I’ve added a new feature to the 1.7.6 version of PollyReports: additionalbands. A Band instance may have one or more additionalbands defined (as a list of Band instances), and each will be rendered in order after the parent band renders.
Conceptually, this is much like the existing childbands feature; however, childbands become “part” of the parent band, rendering on the same page (and potentially forcing a page break before the parent band). additionalbands are separate from the parent band, and from each other.
I added the feature to deal with a report that needed a two page long report footer. So that’s what it’s for.
additionalbands render as part of the detailband, in groupheaders and groupfooters, and in the reportfooter. They are not rendered as part of a pageheader or pagefooter band. Also note that additionalbands will render childbands of their own.
Remember, you can get PollyReports using pip or by cloning the Github repo at:
Hi, I am currently using your tutorials. When creating a page header the labels always come with a b in front of them. For example if the header is “Page Header” it gets printed as b’Page Header’. Why is this happening and whats the solution?

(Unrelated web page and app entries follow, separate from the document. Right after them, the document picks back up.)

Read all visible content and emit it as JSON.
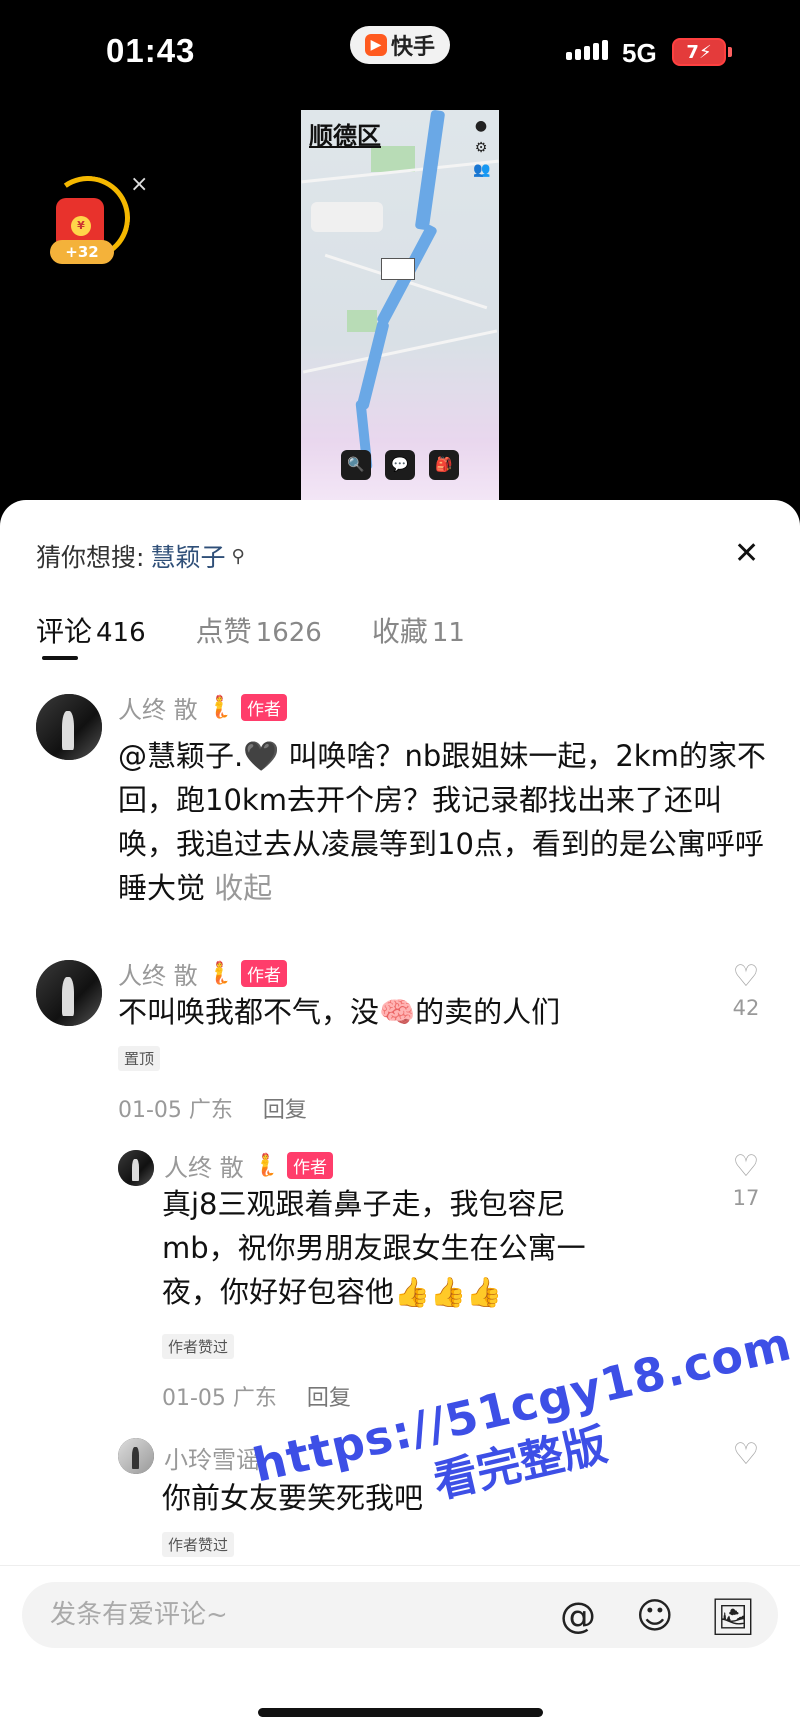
{
  "status_bar": {
    "time": "01:43",
    "network": "5G",
    "battery": "7"
  },
  "app": {
    "name": "快手"
  },
  "red_packet": {
    "bonus": "+32",
    "close": "×"
  },
  "map": {
    "district": "顺德区"
  },
  "search_hint": {
    "prefix": "猜你想搜:",
    "keyword": "慧颖子"
  },
  "tabs": [
    {
      "label": "评论",
      "count": "416"
    },
    {
      "label": "点赞",
      "count": "1626"
    },
    {
      "label": "收藏",
      "count": "11"
    }
  ],
  "comments": [
    {
      "user": "人终  散",
      "author_tag": "作者",
      "text": "@慧颖子.🖤 叫唤啥？nb跟姐妹一起，2km的家不回，跑10km去开个房？我记录都找出来了还叫唤，我追过去从凌晨等到10点，看到的是公寓呼呼睡大觉",
      "collapse": "收起"
    },
    {
      "user": "人终  散",
      "author_tag": "作者",
      "text": "不叫唤我都不气，没🧠的卖的人们",
      "badge": "置顶",
      "date": "01-05 广东",
      "reply": "回复",
      "likes": "42"
    }
  ],
  "replies": [
    {
      "user": "人终  散",
      "author_tag": "作者",
      "text": "真j8三观跟着鼻子走，我包容尼mb，祝你男朋友跟女生在公寓一夜，你好好包容他👍👍👍",
      "badge": "作者赞过",
      "date": "01-05 广东",
      "reply": "回复",
      "likes": "17"
    },
    {
      "user": "小玲雪谣",
      "text": "你前女友要笑死我吧",
      "badge": "作者赞过"
    }
  ],
  "input": {
    "placeholder": "发条有爱评论~"
  },
  "watermark": {
    "line1": "https://51cgy18.com",
    "line2": "看完整版"
  }
}
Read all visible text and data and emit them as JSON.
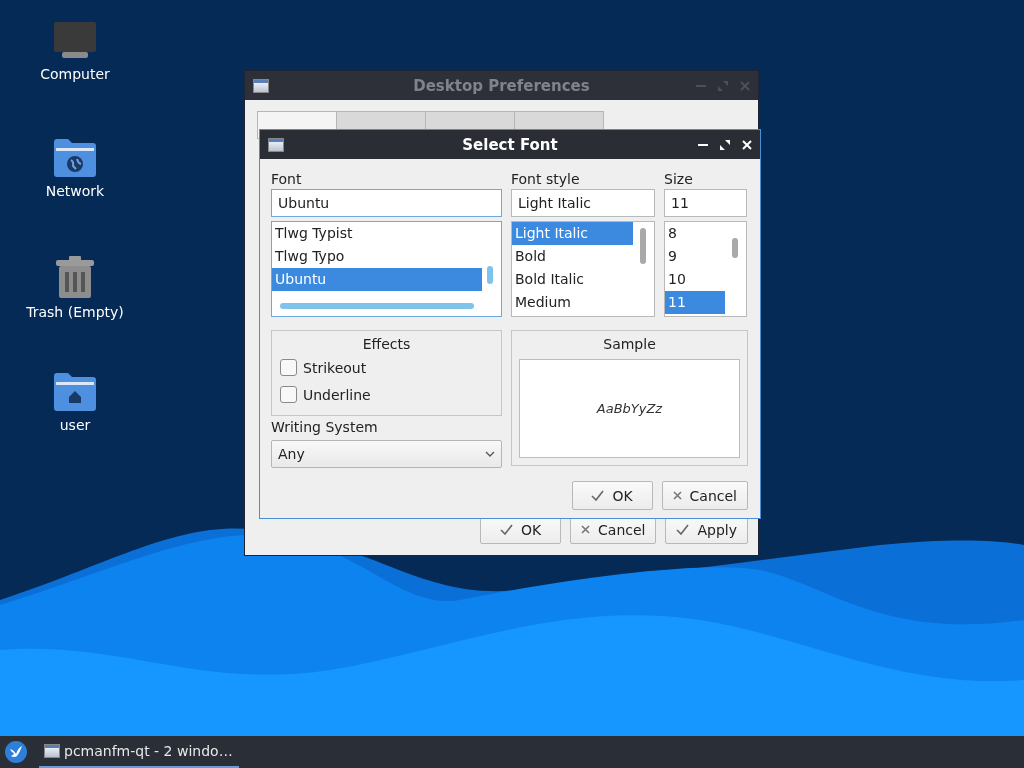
{
  "desktop_icons": [
    {
      "label": "Computer",
      "kind": "computer"
    },
    {
      "label": "Network",
      "kind": "network"
    },
    {
      "label": "Trash (Empty)",
      "kind": "trash"
    },
    {
      "label": "user",
      "kind": "home"
    }
  ],
  "back_window": {
    "title": "Desktop Preferences",
    "tabs": [
      {
        "selected": true
      },
      {
        "selected": false
      },
      {
        "selected": false
      },
      {
        "selected": false
      }
    ],
    "buttons": [
      {
        "label": "OK",
        "kind": "ok"
      },
      {
        "label": "Cancel",
        "kind": "cancel"
      },
      {
        "label": "Apply",
        "kind": "ok"
      }
    ]
  },
  "dialog": {
    "title": "Select Font",
    "font": {
      "label": "Font",
      "value": "Ubuntu",
      "items": [
        {
          "label": "Tlwg Typist",
          "selected": false
        },
        {
          "label": "Tlwg Typo",
          "selected": false
        },
        {
          "label": "Ubuntu",
          "selected": true
        }
      ]
    },
    "style": {
      "label": "Font style",
      "value": "Light Italic",
      "items": [
        {
          "label": "Light Italic",
          "selected": true
        },
        {
          "label": "Bold",
          "selected": false
        },
        {
          "label": "Bold Italic",
          "selected": false
        },
        {
          "label": "Medium",
          "selected": false
        }
      ]
    },
    "size": {
      "label": "Size",
      "value": "11",
      "items": [
        {
          "label": "8",
          "selected": false
        },
        {
          "label": "9",
          "selected": false
        },
        {
          "label": "10",
          "selected": false
        },
        {
          "label": "11",
          "selected": true
        }
      ]
    },
    "effects": {
      "title": "Effects",
      "options": [
        {
          "label": "Strikeout",
          "checked": false
        },
        {
          "label": "Underline",
          "checked": false
        }
      ]
    },
    "writing_system": {
      "label": "Writing System",
      "value": "Any"
    },
    "sample": {
      "title": "Sample",
      "text": "AaBbYyZz"
    },
    "buttons": [
      {
        "label": "OK",
        "kind": "ok"
      },
      {
        "label": "Cancel",
        "kind": "cancel"
      }
    ]
  },
  "taskbar": {
    "task": {
      "label": "pcmanfm-qt - 2 windo…",
      "active": true
    }
  }
}
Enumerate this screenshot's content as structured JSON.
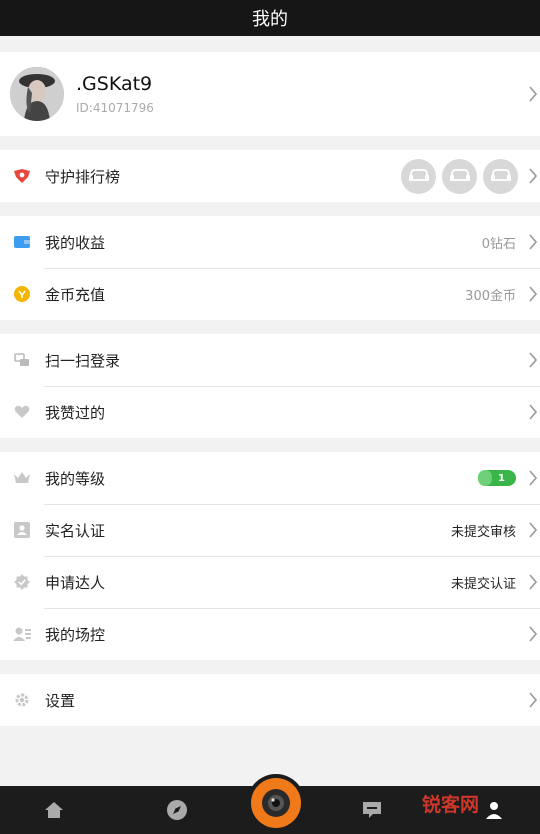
{
  "header": {
    "title": "我的"
  },
  "profile": {
    "username": ".GSKat9",
    "user_id": "ID:41071796"
  },
  "guard": {
    "label": "守护排行榜"
  },
  "wallet": [
    {
      "label": "我的收益",
      "value": "0钻石",
      "icon": "wallet-icon"
    },
    {
      "label": "金币充值",
      "value": "300金币",
      "icon": "coin-icon"
    }
  ],
  "actions": [
    {
      "label": "扫一扫登录",
      "icon": "scan-icon"
    },
    {
      "label": "我赞过的",
      "icon": "heart-icon"
    }
  ],
  "account": {
    "level": {
      "label": "我的等级",
      "badge": "1"
    },
    "realname": {
      "label": "实名认证",
      "value": "未提交审核"
    },
    "talent": {
      "label": "申请达人",
      "value": "未提交认证"
    },
    "moderator": {
      "label": "我的场控"
    }
  },
  "settings": {
    "label": "设置"
  },
  "watermark": {
    "text": "锐客网"
  },
  "colors": {
    "accent": "#f07a1a",
    "level_green": "#3ab54a",
    "header_bg": "#161616"
  }
}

The notation b’Page Header’ indicates a byte string, which is the kind of string Python 2 uses by default (and thus does not usually print in the b’xxx’ format). Reportlab likes Unicode; I’m guessing either you are using Python 3 or some version of Reportlab that is offended by byte strings.
Take a look at this:
Python 3.2.3 (default, Feb 27 2014, 21:33:50)
[GCC 4.6.3] on linux2
Type "help", "copyright", "credits" or "license" for more information.
>>> x = b"Heading"
As you can see, to get Python 3 to accept the byte string as a string I have to use the decode method. You could use the format parameter of the Element class to do this, i.e.
If you are using Python 2, the code would be a little different, but you are still just converting the string to unicode. It appears that the unicode() constructor should do the trick if your page header text is strictly 7 bit ASCII:
Try it out and let me know if you need further assistance.
Thank you for your solution! I use Python 3 and It works!